Page and application data records:
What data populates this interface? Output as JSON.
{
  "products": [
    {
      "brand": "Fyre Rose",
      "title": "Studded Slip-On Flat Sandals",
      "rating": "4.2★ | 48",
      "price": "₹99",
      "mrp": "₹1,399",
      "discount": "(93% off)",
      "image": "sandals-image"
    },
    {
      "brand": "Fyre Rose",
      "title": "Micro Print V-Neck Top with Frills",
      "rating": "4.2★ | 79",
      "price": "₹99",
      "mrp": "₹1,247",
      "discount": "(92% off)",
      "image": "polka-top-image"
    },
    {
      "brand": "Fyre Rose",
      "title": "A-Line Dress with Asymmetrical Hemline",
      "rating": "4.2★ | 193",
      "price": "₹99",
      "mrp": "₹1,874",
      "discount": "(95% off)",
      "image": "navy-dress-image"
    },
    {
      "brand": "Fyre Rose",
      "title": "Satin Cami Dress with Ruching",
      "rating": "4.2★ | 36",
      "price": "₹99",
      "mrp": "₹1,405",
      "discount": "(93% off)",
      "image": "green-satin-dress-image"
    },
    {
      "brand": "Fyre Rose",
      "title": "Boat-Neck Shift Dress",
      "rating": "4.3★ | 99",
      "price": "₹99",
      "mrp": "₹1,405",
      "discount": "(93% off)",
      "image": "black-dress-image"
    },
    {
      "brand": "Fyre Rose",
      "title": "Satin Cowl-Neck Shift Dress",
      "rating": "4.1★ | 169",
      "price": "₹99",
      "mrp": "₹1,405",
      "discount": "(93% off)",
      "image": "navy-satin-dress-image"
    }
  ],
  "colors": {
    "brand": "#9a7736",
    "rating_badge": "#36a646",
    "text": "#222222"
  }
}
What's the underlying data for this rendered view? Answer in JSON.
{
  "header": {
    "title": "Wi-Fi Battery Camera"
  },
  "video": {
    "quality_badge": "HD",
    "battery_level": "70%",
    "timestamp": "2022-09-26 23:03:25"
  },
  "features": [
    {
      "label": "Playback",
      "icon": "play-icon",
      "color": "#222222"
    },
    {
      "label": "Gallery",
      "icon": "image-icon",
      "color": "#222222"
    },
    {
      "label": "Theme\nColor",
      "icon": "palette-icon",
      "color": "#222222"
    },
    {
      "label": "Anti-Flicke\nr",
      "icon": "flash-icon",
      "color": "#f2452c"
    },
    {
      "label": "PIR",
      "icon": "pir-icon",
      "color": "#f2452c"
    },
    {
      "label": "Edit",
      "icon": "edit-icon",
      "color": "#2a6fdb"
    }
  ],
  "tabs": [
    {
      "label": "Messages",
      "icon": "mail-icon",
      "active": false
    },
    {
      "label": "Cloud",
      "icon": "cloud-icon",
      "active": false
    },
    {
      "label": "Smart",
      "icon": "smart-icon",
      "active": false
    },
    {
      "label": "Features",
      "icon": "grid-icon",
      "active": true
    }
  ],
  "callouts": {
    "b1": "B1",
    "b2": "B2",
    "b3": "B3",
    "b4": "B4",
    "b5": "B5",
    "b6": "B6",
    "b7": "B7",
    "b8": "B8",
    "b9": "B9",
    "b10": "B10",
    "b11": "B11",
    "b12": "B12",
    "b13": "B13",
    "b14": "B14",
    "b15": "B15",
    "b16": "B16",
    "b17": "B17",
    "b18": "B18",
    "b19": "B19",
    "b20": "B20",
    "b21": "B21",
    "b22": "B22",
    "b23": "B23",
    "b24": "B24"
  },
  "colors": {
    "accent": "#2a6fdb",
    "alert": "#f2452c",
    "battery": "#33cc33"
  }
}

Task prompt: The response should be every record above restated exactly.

Finished exercise:
What data populates this interface? Output as JSON.
{
  "products": [
    {
      "brand": "Fyre Rose",
      "title": "Studded Slip-On Flat Sandals",
      "rating": "4.2★ | 48",
      "price": "₹99",
      "mrp": "₹1,399",
      "discount": "(93% off)",
      "image": "sandals-image"
    },
    {
      "brand": "Fyre Rose",
      "title": "Micro Print V-Neck Top with Frills",
      "rating": "4.2★ | 79",
      "price": "₹99",
      "mrp": "₹1,247",
      "discount": "(92% off)",
      "image": "polka-top-image"
    },
    {
      "brand": "Fyre Rose",
      "title": "A-Line Dress with Asymmetrical Hemline",
      "rating": "4.2★ | 193",
      "price": "₹99",
      "mrp": "₹1,874",
      "discount": "(95% off)",
      "image": "navy-dress-image"
    },
    {
      "brand": "Fyre Rose",
      "title": "Satin Cami Dress with Ruching",
      "rating": "4.2★ | 36",
      "price": "₹99",
      "mrp": "₹1,405",
      "discount": "(93% off)",
      "image": "green-satin-dress-image"
    },
    {
      "brand": "Fyre Rose",
      "title": "Boat-Neck Shift Dress",
      "rating": "4.3★ | 99",
      "price": "₹99",
      "mrp": "₹1,405",
      "discount": "(93% off)",
      "image": "black-dress-image"
    },
    {
      "brand": "Fyre Rose",
      "title": "Satin Cowl-Neck Shift Dress",
      "rating": "4.1★ | 169",
      "price": "₹99",
      "mrp": "₹1,405",
      "discount": "(93% off)",
      "image": "navy-satin-dress-image"
    }
  ],
  "colors": {
    "brand": "#9a7736",
    "rating_badge": "#36a646",
    "text": "#222222"
  }
}
What's the underlying data for this rendered view? Answer in JSON.
{
  "header": {
    "title": "Wi-Fi Battery Camera"
  },
  "video": {
    "quality_badge": "HD",
    "battery_level": "70%",
    "timestamp": "2022-09-26 23:03:25"
  },
  "features": [
    {
      "label": "Playback",
      "icon": "play-icon",
      "color": "#222222"
    },
    {
      "label": "Gallery",
      "icon": "image-icon",
      "color": "#222222"
    },
    {
      "label": "Theme\nColor",
      "icon": "palette-icon",
      "color": "#222222"
    },
    {
      "label": "Anti-Flicke\nr",
      "icon": "flash-icon",
      "color": "#f2452c"
    },
    {
      "label": "PIR",
      "icon": "pir-icon",
      "color": "#f2452c"
    },
    {
      "label": "Edit",
      "icon": "edit-icon",
      "color": "#2a6fdb"
    }
  ],
  "tabs": [
    {
      "label": "Messages",
      "icon": "mail-icon",
      "active": false
    },
    {
      "label": "Cloud",
      "icon": "cloud-icon",
      "active": false
    },
    {
      "label": "Smart",
      "icon": "smart-icon",
      "active": false
    },
    {
      "label": "Features",
      "icon": "grid-icon",
      "active": true
    }
  ],
  "callouts": {
    "b1": "B1",
    "b2": "B2",
    "b3": "B3",
    "b4": "B4",
    "b5": "B5",
    "b6": "B6",
    "b7": "B7",
    "b8": "B8",
    "b9": "B9",
    "b10": "B10",
    "b11": "B11",
    "b12": "B12",
    "b13": "B13",
    "b14": "B14",
    "b15": "B15",
    "b16": "B16",
    "b17": "B17",
    "b18": "B18",
    "b19": "B19",
    "b20": "B20",
    "b21": "B21",
    "b22": "B22",
    "b23": "B23",
    "b24": "B24"
  },
  "colors": {
    "accent": "#2a6fdb",
    "alert": "#f2452c",
    "battery": "#33cc33"
  }
}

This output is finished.